“Hi, for those of you who don’t know me, I was (former St. Lawrence County Clerk) Mary Lou Rupp's deputy for eight years. She trained me well,” Mrs. Santamoor said. “I am prepared to do the job. We have a lot of things in the works right now, but we will continue from what Mary Lou started – e-filing, e-reporting, it all saves the county time and money. Right now, I am in the process of getting a $125,000 grant to have all of our civil and criminal files digitized so that they are available. We are trying to figure out a way to move the road test site in Canton, so I am working with the State DMV and the Village of Canton. If anyone has been down Judson St. in Canton, they know we have the village buses on one side and road testing on the other, which causes a very dangerous situation. So we are working on that... Downstate business, that is our big one. We are still doing that. We make a lot of money doing that. It helps with the tax levy, so it is important to keep that business going.
“As well as you all know here locally, in Gouverneur, we put in a new terminal in there, so we now have three staff there. We are trying to keep on top of the downstate business and make sure that we are providing the best service that we can to the local residents. In a couple weeks we will be opening a new terminal in Massena, so we will have four staff there. We have three in Ogdensburg and 13 in Canton. If you all keep doing your business locally, we would appreciate it. It really does benefit everyone in the county. Hopefully, I look forward to serving you all for four years beyond this.”

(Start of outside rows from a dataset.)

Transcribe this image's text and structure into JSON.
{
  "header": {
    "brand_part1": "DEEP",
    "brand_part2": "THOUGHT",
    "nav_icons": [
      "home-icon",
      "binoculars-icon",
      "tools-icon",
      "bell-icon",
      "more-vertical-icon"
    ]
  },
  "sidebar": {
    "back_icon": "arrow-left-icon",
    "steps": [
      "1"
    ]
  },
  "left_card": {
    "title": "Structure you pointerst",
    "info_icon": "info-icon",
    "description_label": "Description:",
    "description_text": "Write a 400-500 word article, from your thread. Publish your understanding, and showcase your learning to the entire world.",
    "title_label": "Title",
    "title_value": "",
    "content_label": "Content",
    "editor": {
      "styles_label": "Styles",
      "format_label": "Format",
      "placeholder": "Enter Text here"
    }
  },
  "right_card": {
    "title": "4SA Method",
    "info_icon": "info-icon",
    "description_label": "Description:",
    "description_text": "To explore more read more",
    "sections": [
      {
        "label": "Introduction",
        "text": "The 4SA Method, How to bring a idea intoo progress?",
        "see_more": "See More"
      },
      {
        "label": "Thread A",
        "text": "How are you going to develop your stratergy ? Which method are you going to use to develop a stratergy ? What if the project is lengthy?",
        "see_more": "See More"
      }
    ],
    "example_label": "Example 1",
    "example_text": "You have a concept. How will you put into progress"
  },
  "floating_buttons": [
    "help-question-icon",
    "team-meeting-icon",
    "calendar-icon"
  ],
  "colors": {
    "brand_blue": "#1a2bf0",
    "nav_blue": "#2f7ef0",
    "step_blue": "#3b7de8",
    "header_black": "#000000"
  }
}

At the conclusion of her address, Gouverneur Senior Citizens Club President Joanne Bitter extended gratitude to both Assemblyman Ken Blankenbush and Acting St. Lawrence County Clerk Sandra Santamoor for their speaking to the crowd gathered, and all gave a rousing round of applause. Other local dignitaries in attendance included Town of Gouverneur Supervisor Dave Spilman, Jr., Town of Gouverneur Deputy Supervisor Eldon Conklin, and Town of Gouverneur Councilman Eldon Conklin, among others.
The Gouverneur Senior Citizens Club then continued with their regular monthly board meeting at the Gouverneur Community Center.